RSVP today

Tuesday, March 24, 2020, 2:00 PM - 6:00 PM
District Hall, 75 Northern Avenue, Boston, MA 02210


The BLDC Honors Black History Month

by Bill Nickerson, BLDC General Manager

Photo by Julia Zhogina, courtesy of The Bay State Banner

As the nation celebrates Black History Month, you hear many stories of the struggles, successes, trials and triumphs of our nation’s African-Americans. I have had the pleasure of knowing, working with, and calling a friend a man who is the living embodiment of, and has been throughout his life, a key player in that history. That man is Marvin Gilmore Jr.

The grandson of slaves, Marvin rose from poverty to achieve the American dream. At 95 years young, he continues to lead his life in the way that firmly established his status as a revered local leader. Marvin has, throughout his life, embraced many roles. He has been a civil rights activist, community developer, decorated World War II veteran, music club owner, and mentor to many generations of future leaders.

Marvin is also a long time member of the Board of Trustees of the Boston Local Development Corporation (BLDC). This is only one example of Marvin’s lifelong commitment to jobs and economic growth for Boston, while at the same time striving for a more equitable City that provides opportunities for all of its residents.

Marvin co-founded Unity Bank and Trust Company in Roxbury, Massachusetts, the first African-American owned and operated commercial bank in Boston. Today it is called One United Bank.
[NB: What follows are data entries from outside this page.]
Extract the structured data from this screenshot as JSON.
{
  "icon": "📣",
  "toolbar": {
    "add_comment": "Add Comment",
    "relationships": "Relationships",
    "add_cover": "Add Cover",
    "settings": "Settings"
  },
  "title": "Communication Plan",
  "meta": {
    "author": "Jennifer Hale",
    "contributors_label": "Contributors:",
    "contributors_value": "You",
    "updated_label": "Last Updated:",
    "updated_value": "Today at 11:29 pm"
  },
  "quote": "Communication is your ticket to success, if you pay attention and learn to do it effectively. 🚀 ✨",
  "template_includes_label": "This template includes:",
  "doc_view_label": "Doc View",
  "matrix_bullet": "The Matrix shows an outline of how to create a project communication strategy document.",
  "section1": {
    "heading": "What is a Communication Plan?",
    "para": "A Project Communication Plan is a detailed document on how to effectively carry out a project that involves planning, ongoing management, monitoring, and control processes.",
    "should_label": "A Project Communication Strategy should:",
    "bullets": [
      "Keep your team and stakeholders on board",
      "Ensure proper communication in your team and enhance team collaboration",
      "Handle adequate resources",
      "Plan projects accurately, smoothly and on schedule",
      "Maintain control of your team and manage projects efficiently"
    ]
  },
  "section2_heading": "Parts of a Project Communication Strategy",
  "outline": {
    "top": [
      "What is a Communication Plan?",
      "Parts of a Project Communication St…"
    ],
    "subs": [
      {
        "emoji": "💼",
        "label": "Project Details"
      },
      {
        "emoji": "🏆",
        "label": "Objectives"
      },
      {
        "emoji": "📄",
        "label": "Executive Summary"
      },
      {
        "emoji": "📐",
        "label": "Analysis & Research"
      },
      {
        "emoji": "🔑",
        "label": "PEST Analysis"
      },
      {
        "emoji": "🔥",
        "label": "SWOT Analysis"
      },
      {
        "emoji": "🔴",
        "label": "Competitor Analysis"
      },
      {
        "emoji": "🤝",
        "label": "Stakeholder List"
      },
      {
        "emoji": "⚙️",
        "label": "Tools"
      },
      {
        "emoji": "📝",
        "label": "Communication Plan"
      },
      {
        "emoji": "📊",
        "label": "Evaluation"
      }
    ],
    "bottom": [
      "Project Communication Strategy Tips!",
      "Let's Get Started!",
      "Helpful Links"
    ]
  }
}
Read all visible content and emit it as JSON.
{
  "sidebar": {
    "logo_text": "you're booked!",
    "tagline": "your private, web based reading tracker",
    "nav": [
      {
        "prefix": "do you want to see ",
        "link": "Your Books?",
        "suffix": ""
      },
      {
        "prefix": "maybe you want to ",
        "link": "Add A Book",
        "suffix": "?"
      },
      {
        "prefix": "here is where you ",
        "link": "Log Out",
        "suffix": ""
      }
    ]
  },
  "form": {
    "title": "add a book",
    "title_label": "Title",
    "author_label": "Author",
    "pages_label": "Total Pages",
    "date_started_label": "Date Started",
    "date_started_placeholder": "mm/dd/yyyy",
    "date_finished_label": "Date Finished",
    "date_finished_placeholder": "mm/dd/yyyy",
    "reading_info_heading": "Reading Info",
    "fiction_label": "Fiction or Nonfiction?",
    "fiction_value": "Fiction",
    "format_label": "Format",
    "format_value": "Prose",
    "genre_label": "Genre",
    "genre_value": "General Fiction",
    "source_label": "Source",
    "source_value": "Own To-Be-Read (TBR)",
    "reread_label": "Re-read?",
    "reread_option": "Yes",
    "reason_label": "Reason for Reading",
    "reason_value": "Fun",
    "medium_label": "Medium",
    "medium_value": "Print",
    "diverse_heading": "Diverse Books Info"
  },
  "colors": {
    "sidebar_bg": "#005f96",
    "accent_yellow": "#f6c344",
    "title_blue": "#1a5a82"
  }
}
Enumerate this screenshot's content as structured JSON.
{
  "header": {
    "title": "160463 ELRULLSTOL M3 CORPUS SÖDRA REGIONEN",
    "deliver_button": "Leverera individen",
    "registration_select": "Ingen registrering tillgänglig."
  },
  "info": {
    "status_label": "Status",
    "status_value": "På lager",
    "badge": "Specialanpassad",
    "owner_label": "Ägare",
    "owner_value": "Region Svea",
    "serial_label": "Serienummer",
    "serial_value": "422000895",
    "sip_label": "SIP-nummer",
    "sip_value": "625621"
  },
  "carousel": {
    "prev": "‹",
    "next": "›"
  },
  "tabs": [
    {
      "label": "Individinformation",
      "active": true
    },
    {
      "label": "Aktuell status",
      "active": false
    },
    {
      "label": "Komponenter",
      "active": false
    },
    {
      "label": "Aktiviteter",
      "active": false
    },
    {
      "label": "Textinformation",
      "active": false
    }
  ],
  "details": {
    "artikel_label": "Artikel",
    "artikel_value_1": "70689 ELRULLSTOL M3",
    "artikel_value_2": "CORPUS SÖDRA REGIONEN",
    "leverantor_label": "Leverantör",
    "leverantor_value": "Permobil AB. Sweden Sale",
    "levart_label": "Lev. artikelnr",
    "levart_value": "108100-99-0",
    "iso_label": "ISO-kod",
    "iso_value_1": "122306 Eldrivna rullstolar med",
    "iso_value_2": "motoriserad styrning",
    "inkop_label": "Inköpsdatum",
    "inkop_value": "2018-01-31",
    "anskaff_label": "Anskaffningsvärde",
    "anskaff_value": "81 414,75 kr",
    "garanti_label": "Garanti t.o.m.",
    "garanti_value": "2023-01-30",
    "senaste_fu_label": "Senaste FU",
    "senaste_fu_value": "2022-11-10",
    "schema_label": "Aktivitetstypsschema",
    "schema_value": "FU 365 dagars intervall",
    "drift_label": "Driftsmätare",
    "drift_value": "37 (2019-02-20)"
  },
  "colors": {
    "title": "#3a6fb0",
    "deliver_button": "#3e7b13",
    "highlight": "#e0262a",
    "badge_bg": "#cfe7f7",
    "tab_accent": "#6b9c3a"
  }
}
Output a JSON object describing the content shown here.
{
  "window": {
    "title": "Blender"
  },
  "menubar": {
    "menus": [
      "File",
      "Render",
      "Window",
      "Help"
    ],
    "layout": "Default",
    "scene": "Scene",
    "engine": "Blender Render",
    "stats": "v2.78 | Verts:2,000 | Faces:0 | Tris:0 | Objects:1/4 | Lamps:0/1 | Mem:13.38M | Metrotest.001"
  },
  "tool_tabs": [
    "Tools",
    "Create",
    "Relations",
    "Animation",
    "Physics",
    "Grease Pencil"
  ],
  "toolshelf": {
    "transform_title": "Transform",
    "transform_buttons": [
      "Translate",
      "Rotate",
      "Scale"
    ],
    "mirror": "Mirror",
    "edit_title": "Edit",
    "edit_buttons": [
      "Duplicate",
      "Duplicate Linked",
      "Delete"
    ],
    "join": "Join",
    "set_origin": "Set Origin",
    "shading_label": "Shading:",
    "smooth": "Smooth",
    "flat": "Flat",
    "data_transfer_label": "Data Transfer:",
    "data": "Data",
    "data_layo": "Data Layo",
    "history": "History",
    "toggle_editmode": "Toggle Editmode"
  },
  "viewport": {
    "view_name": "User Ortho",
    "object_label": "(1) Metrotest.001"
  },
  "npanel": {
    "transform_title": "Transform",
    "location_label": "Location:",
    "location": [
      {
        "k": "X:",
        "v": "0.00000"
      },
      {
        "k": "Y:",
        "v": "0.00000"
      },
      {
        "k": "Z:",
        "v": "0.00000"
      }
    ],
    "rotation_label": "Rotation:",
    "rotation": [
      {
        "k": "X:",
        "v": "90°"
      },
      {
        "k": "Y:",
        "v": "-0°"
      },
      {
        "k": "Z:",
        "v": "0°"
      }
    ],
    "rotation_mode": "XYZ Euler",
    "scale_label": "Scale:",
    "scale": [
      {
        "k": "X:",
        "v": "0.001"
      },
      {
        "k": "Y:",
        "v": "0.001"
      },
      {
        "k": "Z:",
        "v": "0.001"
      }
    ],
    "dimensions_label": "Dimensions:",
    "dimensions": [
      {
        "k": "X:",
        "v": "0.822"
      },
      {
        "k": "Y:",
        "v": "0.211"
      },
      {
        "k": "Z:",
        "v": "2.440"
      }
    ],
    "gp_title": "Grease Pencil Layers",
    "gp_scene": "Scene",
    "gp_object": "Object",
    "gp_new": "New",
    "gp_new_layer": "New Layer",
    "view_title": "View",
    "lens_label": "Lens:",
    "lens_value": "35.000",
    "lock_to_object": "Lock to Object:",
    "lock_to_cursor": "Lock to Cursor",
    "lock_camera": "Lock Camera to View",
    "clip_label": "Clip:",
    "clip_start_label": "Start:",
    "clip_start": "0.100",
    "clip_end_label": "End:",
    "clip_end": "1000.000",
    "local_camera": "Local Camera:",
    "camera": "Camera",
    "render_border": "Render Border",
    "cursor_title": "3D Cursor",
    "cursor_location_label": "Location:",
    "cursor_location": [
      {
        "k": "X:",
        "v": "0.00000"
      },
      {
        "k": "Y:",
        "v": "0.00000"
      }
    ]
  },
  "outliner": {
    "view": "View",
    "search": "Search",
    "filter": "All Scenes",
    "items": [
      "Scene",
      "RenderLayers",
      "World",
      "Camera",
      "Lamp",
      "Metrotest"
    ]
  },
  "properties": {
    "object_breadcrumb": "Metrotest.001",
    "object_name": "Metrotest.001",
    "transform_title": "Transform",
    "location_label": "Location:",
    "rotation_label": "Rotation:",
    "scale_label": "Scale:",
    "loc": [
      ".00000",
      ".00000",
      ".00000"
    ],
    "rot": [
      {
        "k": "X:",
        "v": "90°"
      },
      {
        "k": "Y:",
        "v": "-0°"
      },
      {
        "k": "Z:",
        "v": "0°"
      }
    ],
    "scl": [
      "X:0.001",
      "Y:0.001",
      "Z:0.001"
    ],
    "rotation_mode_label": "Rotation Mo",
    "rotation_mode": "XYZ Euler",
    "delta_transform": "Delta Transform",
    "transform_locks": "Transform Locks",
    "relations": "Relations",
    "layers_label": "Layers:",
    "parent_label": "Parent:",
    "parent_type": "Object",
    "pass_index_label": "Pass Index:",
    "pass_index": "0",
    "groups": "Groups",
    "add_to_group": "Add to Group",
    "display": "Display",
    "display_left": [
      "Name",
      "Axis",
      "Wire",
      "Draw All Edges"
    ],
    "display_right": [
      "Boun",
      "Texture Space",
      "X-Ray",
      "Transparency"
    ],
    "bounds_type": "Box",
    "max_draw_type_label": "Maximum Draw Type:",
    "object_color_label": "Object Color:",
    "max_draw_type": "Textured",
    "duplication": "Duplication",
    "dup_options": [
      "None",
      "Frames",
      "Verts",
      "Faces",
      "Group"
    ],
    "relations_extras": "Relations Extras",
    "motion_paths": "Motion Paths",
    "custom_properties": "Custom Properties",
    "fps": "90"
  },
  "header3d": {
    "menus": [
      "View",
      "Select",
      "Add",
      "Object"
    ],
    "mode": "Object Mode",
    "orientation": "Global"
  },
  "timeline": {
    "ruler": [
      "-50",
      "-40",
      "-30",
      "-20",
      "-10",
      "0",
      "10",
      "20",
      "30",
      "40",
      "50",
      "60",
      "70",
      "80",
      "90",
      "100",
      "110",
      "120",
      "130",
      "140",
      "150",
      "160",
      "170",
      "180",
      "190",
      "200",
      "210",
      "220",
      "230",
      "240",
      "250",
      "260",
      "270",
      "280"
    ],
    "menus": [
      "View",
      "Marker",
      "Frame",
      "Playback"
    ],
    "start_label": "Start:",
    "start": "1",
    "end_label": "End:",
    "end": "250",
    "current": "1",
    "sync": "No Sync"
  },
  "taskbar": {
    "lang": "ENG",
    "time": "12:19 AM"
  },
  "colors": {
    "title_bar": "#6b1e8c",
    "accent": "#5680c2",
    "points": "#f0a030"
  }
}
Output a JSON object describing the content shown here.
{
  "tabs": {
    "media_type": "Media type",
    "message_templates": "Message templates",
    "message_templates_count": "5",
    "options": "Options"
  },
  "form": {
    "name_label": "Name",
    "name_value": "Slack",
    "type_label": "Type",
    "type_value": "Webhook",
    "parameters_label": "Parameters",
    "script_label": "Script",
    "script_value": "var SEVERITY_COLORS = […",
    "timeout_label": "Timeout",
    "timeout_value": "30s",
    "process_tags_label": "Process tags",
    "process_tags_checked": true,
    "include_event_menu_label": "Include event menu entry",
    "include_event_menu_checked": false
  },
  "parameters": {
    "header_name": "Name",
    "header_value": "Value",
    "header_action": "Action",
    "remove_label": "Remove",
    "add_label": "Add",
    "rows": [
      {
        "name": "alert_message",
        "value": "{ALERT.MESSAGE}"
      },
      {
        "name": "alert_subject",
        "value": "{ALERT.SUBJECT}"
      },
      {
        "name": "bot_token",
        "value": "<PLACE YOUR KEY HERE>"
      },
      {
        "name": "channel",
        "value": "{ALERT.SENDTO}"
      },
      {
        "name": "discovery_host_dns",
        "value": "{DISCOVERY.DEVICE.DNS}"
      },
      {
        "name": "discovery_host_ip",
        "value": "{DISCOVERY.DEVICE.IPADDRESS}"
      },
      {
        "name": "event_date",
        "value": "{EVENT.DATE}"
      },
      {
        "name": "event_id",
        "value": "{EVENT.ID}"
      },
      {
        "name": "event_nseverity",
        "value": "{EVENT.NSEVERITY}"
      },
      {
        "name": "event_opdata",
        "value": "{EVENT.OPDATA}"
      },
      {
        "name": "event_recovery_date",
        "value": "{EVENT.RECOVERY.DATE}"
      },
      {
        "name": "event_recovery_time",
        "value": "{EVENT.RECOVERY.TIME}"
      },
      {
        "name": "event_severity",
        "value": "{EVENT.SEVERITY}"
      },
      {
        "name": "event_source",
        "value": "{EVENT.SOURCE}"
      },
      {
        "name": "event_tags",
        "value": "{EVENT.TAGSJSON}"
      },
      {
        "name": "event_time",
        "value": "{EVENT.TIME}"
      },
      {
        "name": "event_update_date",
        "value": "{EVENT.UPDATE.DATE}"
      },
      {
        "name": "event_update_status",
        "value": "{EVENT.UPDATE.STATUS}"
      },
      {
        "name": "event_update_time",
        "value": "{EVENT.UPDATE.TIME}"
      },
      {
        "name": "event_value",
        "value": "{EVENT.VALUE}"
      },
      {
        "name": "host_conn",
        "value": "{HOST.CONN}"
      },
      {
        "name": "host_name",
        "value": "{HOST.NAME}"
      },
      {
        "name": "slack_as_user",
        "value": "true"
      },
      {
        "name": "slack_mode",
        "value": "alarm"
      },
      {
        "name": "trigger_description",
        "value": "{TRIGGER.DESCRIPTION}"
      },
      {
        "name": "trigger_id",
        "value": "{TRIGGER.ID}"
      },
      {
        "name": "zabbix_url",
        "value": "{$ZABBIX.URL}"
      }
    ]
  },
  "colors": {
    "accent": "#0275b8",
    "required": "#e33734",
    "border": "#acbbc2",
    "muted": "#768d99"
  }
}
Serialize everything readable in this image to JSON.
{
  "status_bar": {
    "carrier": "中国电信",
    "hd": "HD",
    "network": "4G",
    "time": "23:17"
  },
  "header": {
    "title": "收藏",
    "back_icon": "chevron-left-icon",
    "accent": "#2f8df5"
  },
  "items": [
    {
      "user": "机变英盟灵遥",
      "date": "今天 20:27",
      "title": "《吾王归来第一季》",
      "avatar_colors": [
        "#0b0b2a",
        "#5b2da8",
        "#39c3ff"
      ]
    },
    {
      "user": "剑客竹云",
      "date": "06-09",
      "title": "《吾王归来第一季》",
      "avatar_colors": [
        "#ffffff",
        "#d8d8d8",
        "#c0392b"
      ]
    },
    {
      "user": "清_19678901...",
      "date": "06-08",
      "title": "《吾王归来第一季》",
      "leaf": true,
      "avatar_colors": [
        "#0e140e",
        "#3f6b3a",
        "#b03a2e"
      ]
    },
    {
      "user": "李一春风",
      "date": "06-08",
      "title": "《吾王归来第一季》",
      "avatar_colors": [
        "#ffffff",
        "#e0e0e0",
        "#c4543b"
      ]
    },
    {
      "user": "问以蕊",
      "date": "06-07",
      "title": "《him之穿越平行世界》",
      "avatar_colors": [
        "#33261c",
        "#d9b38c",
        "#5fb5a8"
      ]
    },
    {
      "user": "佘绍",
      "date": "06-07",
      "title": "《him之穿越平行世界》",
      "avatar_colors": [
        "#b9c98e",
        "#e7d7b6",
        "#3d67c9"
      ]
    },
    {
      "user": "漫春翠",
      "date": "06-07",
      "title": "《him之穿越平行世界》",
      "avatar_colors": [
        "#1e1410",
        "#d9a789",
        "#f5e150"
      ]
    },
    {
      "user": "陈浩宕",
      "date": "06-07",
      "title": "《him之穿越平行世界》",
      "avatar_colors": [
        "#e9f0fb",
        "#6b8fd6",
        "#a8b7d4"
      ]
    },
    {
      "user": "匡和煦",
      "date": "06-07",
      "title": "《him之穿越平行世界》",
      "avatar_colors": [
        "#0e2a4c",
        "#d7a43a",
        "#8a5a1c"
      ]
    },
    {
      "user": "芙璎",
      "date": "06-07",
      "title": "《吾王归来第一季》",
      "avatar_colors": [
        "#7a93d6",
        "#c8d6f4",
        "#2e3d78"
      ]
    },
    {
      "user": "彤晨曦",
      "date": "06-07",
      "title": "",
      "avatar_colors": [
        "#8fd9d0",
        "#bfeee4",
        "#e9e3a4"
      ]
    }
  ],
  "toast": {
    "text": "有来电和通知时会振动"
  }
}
In 1973, Marvin became president and CEO of the Community Development Corporation of Boston. This led to forty years of striving to develop Boston’s then blighted neighborhoods while providing economic empowerment for the City’s disadvantaged residents.

During World War II, Marvin served with the 458th Battery “A” Anti-Aircraft Artillery Battalion. His unit landed on the Normandy beaches on D-Day. Like many African American soldiers of his generation, he was denied the medals and honors that were his due. However, in 2010, Marvin’s service was finally recognized when he received France’s highest award. He was named a Chevalier of The Legion of Honor for his heroic service in World War II.

Following the war, Gilmore studied music at New England Conservatory. He later opened and operated The Western Front night club for forty years.

Just last month, Marvin was recognized with a Drum Major award at the 50th anniversary Martin Luther King Day Memorial Breakfast.

Marvin, with all of his accolades and successes, never wavered in his life-long support of the disenfranchised and his efforts played a key role in helping Boston outgrow its racial divisions. He is clearly one of the founding fathers of the new Boston that we have today.